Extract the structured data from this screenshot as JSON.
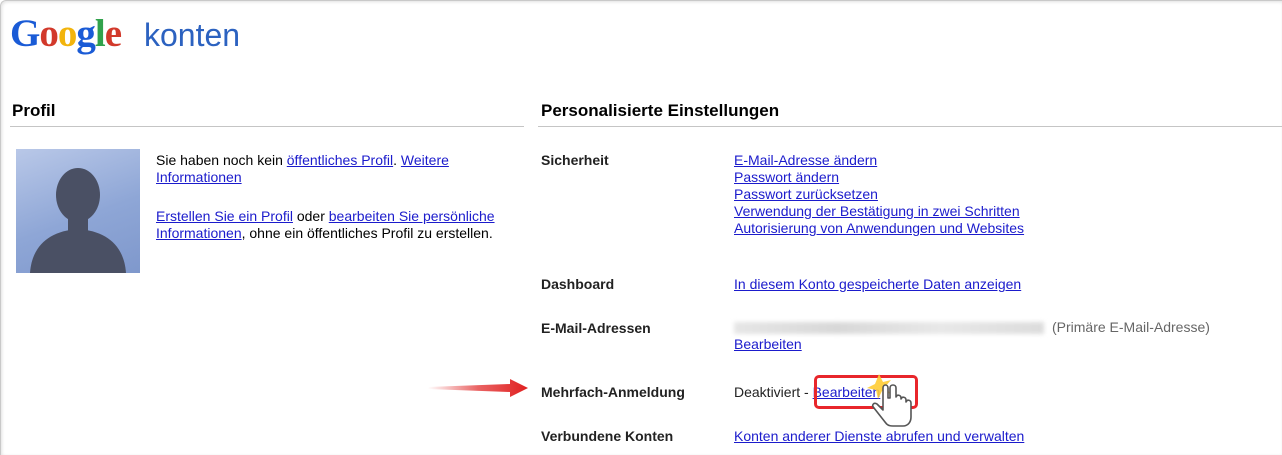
{
  "header": {
    "logo_letters": [
      {
        "ch": "G",
        "color": "#1a5bd6"
      },
      {
        "ch": "o",
        "color": "#d2392b"
      },
      {
        "ch": "o",
        "color": "#f2b40c"
      },
      {
        "ch": "g",
        "color": "#1a5bd6"
      },
      {
        "ch": "l",
        "color": "#31a24c"
      },
      {
        "ch": "e",
        "color": "#d2392b"
      }
    ],
    "subtitle": "konten"
  },
  "profile": {
    "heading": "Profil",
    "line1_prefix": "Sie haben noch kein ",
    "line1_link": "öffentliches Profil",
    "line1_sep": ". ",
    "line1_more_link": "Weitere Informationen",
    "line2_link1": "Erstellen Sie ein Profil",
    "line2_mid": " oder ",
    "line2_link2": "bearbeiten Sie persönliche Informationen",
    "line2_suffix": ", ohne ein öffentliches Profil zu erstellen."
  },
  "settings": {
    "heading": "Personalisierte Einstellungen",
    "security": {
      "label": "Sicherheit",
      "links": [
        "E-Mail-Adresse ändern",
        "Passwort ändern",
        "Passwort zurücksetzen",
        "Verwendung der Bestätigung in zwei Schritten",
        "Autorisierung von Anwendungen und Websites"
      ]
    },
    "dashboard": {
      "label": "Dashboard",
      "link": "In diesem Konto gespeicherte Daten anzeigen"
    },
    "email": {
      "label": "E-Mail-Adressen",
      "note": "(Primäre E-Mail-Adresse)",
      "edit_link": "Bearbeiten"
    },
    "multi_login": {
      "label": "Mehrfach-Anmeldung",
      "status": "Deaktiviert",
      "sep": " - ",
      "edit_link": "Bearbeiten"
    },
    "connected": {
      "label": "Verbundene Konten",
      "link": "Konten anderer Dienste abrufen und verwalten"
    }
  },
  "colors": {
    "link": "#1b1bcc",
    "highlight": "#e8262b",
    "arrow": "#e02020"
  }
}
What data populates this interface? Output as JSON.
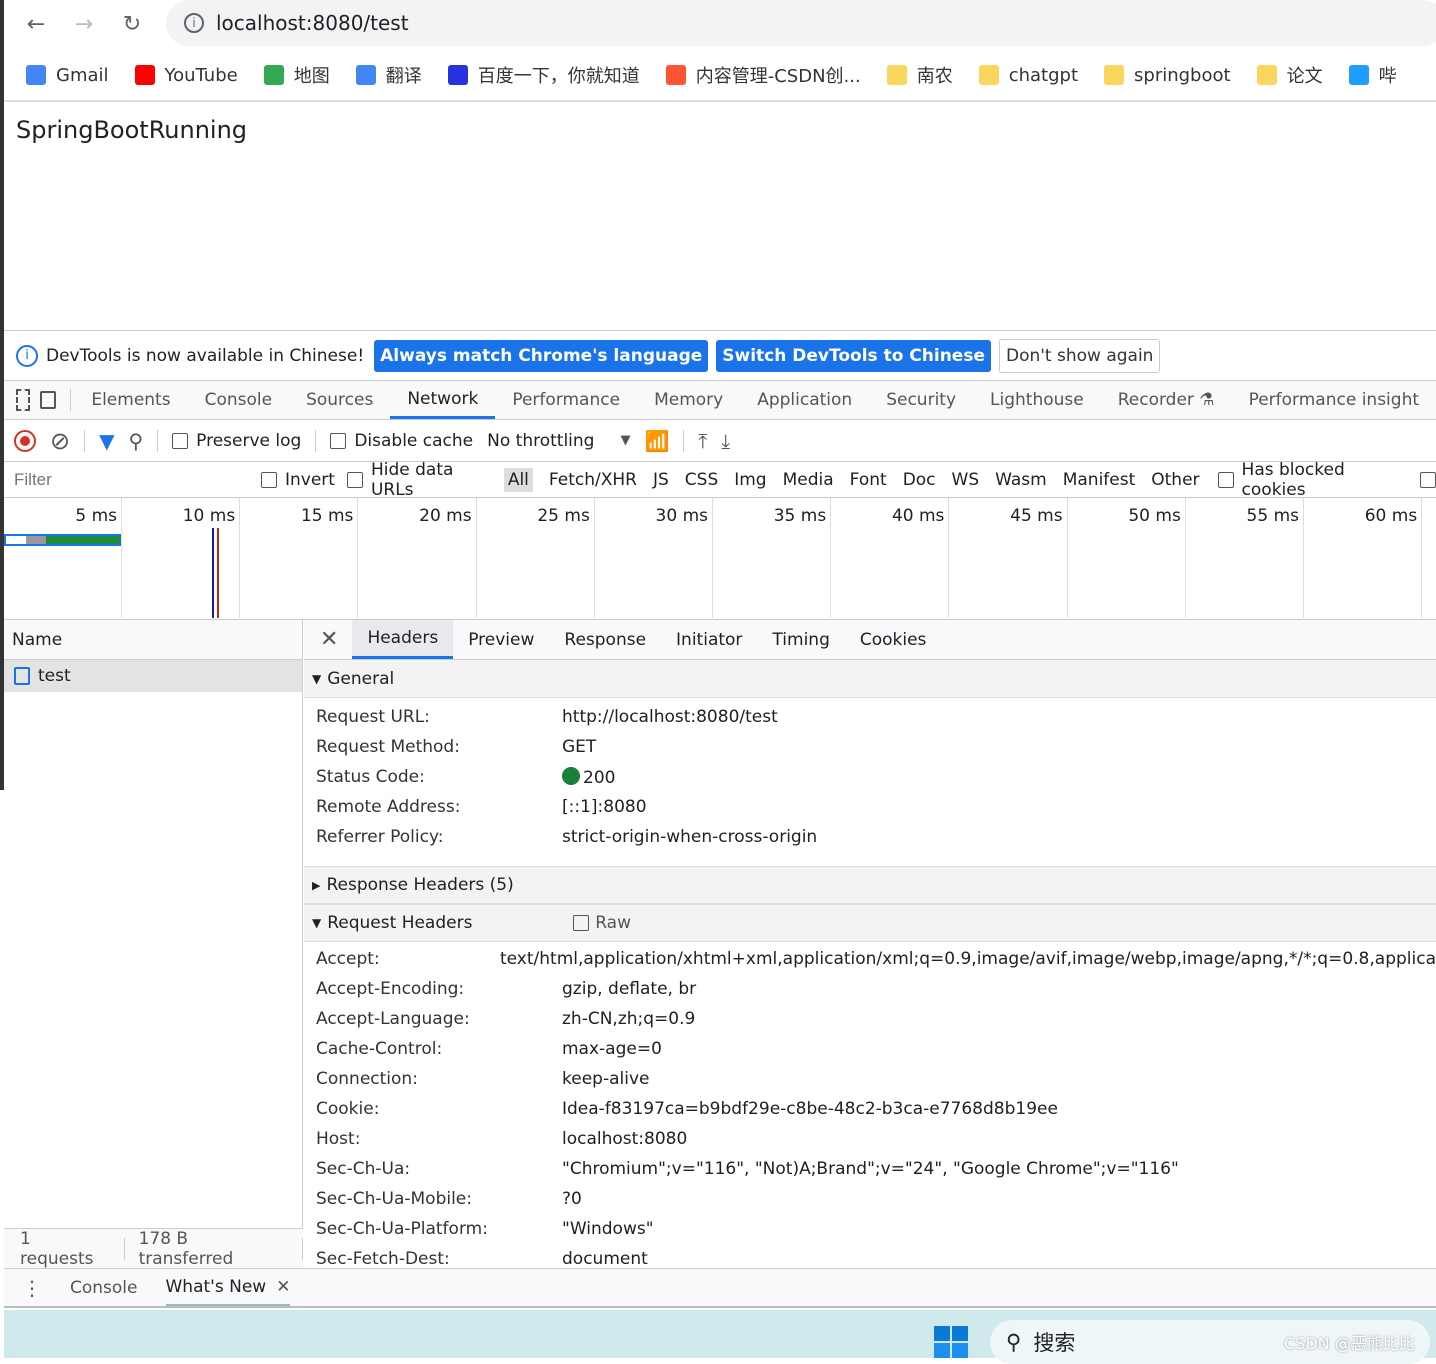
{
  "browser": {
    "url": "localhost:8080/test",
    "bookmarks": [
      {
        "label": "Gmail",
        "color": "#4285f4"
      },
      {
        "label": "YouTube",
        "color": "#ff0000"
      },
      {
        "label": "地图",
        "color": "#34a853"
      },
      {
        "label": "翻译",
        "color": "#4285f4"
      },
      {
        "label": "百度一下，你就知道",
        "color": "#2932e1"
      },
      {
        "label": "内容管理-CSDN创...",
        "color": "#fc5531"
      },
      {
        "label": "南农",
        "color": "#f9d65c"
      },
      {
        "label": "chatgpt",
        "color": "#f9d65c"
      },
      {
        "label": "springboot",
        "color": "#f9d65c"
      },
      {
        "label": "论文",
        "color": "#f9d65c"
      },
      {
        "label": "哔",
        "color": "#1e9fff"
      }
    ]
  },
  "page": {
    "text": "SpringBootRunning"
  },
  "infobar": {
    "message": "DevTools is now available in Chinese!",
    "btn1": "Always match Chrome's language",
    "btn2": "Switch DevTools to Chinese",
    "btn3": "Don't show again"
  },
  "tabs": [
    "Elements",
    "Console",
    "Sources",
    "Network",
    "Performance",
    "Memory",
    "Application",
    "Security",
    "Lighthouse",
    "Recorder ⚗",
    "Performance insight"
  ],
  "active_tab": "Network",
  "toolbar": {
    "preserve_log": "Preserve log",
    "disable_cache": "Disable cache",
    "throttling": "No throttling"
  },
  "filterbar": {
    "placeholder": "Filter",
    "invert": "Invert",
    "hide_data": "Hide data URLs",
    "types": [
      "All",
      "Fetch/XHR",
      "JS",
      "CSS",
      "Img",
      "Media",
      "Font",
      "Doc",
      "WS",
      "Wasm",
      "Manifest",
      "Other"
    ],
    "blocked": "Has blocked cookies"
  },
  "timeline": [
    "5 ms",
    "10 ms",
    "15 ms",
    "20 ms",
    "25 ms",
    "30 ms",
    "35 ms",
    "40 ms",
    "45 ms",
    "50 ms",
    "55 ms",
    "60 ms"
  ],
  "requests": {
    "header": "Name",
    "items": [
      "test"
    ],
    "status": [
      "1 requests",
      "178 B transferred"
    ]
  },
  "detail_tabs": [
    "Headers",
    "Preview",
    "Response",
    "Initiator",
    "Timing",
    "Cookies"
  ],
  "general": {
    "title": "General",
    "rows": [
      [
        "Request URL:",
        "http://localhost:8080/test"
      ],
      [
        "Request Method:",
        "GET"
      ],
      [
        "Status Code:",
        "200"
      ],
      [
        "Remote Address:",
        "[::1]:8080"
      ],
      [
        "Referrer Policy:",
        "strict-origin-when-cross-origin"
      ]
    ],
    "status_color": "#188038"
  },
  "response_headers": "Response Headers (5)",
  "request_headers": {
    "title": "Request Headers",
    "raw": "Raw",
    "rows": [
      [
        "Accept:",
        "text/html,application/xhtml+xml,application/xml;q=0.9,image/avif,image/webp,image/apng,*/*;q=0.8,applica"
      ],
      [
        "Accept-Encoding:",
        "gzip, deflate, br"
      ],
      [
        "Accept-Language:",
        "zh-CN,zh;q=0.9"
      ],
      [
        "Cache-Control:",
        "max-age=0"
      ],
      [
        "Connection:",
        "keep-alive"
      ],
      [
        "Cookie:",
        "Idea-f83197ca=b9bdf29e-c8be-48c2-b3ca-e7768d8b19ee"
      ],
      [
        "Host:",
        "localhost:8080"
      ],
      [
        "Sec-Ch-Ua:",
        "\"Chromium\";v=\"116\", \"Not)A;Brand\";v=\"24\", \"Google Chrome\";v=\"116\""
      ],
      [
        "Sec-Ch-Ua-Mobile:",
        "?0"
      ],
      [
        "Sec-Ch-Ua-Platform:",
        "\"Windows\""
      ],
      [
        "Sec-Fetch-Dest:",
        "document"
      ]
    ]
  },
  "drawer": {
    "tabs": [
      "Console",
      "What's New"
    ]
  },
  "taskbar": {
    "search": "搜索",
    "watermark": "CSDN @恶熊比比"
  }
}
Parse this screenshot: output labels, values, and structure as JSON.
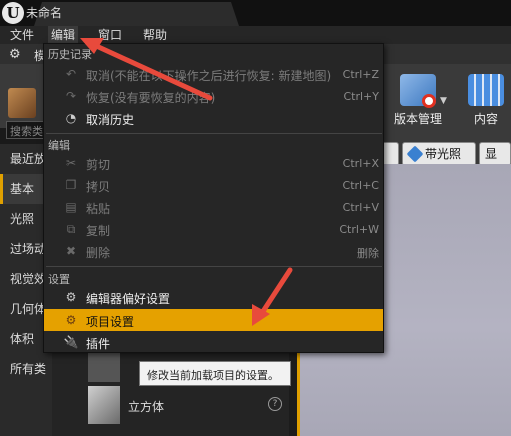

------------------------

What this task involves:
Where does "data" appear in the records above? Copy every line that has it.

Exercise output:
Extract the structured data from this screenshot as JSON.
What data populates this interface? Output as JSON.
    "hide_data": "Hide data URLs",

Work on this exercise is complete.